Stored data entries:
================

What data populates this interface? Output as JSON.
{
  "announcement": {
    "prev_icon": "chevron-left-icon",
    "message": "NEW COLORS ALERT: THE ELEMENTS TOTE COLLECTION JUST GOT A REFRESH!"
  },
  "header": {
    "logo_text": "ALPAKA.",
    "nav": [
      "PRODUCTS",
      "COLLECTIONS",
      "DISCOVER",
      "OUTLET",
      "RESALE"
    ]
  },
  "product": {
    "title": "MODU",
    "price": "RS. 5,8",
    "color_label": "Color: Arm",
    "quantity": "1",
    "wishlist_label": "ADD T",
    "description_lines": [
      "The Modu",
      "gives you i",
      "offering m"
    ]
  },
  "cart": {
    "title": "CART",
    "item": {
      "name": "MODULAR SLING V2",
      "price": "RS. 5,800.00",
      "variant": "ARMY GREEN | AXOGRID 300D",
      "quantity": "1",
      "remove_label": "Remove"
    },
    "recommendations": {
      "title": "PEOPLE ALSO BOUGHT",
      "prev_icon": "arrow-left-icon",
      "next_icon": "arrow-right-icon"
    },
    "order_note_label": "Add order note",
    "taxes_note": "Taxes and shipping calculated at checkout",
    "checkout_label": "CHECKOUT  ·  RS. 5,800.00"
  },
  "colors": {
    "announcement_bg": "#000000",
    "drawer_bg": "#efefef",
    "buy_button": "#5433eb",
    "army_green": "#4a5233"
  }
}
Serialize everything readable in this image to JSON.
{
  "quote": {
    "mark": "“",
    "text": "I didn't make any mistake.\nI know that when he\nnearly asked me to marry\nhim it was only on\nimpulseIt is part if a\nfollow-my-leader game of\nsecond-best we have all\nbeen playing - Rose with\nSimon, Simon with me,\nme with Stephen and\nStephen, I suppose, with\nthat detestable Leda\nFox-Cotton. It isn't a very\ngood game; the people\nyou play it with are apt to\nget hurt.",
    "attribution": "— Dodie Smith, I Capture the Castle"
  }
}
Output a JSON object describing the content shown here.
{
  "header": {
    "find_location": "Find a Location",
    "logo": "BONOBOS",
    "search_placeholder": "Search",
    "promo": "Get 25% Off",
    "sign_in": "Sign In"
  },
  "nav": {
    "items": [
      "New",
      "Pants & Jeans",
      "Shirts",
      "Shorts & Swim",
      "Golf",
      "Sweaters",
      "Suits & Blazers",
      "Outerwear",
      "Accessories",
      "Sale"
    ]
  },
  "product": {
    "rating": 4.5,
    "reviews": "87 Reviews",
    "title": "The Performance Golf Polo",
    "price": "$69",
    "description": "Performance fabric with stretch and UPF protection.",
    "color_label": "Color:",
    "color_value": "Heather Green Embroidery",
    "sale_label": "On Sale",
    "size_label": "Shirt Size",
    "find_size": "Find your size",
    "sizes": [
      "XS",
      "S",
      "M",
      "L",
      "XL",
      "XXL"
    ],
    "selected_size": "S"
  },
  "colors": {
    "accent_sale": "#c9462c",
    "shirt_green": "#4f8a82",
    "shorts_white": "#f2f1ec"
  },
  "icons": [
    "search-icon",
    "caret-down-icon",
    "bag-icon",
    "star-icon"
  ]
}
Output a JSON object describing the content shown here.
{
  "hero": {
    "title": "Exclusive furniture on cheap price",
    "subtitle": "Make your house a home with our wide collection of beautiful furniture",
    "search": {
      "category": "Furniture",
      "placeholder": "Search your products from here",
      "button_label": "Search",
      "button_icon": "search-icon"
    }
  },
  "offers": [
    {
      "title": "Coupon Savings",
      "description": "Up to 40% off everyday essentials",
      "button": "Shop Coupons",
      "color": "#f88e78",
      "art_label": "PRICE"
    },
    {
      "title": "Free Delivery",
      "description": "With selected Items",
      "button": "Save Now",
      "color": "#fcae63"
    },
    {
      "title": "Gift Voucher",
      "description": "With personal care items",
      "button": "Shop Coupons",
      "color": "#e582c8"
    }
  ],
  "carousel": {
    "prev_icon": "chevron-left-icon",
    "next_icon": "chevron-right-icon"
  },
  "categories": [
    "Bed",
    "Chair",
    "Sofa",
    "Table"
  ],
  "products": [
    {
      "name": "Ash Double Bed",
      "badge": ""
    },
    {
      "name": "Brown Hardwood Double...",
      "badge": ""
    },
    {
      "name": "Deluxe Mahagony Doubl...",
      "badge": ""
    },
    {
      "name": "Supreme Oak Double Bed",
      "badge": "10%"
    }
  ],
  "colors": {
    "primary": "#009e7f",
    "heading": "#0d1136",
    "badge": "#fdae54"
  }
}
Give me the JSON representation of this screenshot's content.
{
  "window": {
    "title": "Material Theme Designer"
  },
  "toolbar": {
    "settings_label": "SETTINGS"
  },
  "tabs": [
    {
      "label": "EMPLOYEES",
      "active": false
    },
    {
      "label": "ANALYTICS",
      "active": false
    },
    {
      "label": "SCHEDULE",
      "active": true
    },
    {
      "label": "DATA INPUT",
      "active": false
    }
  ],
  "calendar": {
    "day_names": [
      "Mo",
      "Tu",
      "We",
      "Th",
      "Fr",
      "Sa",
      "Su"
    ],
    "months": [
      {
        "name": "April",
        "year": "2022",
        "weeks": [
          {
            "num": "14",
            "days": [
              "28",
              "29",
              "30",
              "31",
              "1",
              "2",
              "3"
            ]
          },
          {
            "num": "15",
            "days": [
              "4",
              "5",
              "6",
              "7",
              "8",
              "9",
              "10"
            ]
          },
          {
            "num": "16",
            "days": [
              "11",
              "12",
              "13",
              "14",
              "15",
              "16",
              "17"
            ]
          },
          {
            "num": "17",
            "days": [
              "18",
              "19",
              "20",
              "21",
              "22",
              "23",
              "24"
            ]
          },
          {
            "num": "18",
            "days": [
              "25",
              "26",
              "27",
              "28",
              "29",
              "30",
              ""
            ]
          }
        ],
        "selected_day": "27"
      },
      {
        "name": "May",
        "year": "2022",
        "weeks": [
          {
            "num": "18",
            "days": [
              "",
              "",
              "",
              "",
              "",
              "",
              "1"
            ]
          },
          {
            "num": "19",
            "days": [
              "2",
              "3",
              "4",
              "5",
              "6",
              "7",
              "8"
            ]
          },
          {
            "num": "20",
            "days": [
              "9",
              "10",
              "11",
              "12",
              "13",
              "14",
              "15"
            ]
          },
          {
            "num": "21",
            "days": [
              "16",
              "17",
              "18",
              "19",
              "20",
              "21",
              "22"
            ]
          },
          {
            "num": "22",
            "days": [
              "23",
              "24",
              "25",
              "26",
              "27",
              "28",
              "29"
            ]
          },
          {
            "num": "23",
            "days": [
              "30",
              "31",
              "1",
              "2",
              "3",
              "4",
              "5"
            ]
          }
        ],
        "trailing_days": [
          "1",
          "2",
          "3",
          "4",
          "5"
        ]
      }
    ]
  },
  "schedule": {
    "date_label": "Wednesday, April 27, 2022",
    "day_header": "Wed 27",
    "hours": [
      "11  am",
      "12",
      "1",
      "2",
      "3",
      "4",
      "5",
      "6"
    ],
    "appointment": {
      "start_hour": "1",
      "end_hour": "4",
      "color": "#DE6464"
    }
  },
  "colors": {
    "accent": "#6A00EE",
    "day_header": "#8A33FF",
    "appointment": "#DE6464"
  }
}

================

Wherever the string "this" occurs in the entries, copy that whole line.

Result =
What data populates this interface? Output as JSON.
Serialize everything readable in this image to JSON.
Give me the JSON representation of this screenshot's content.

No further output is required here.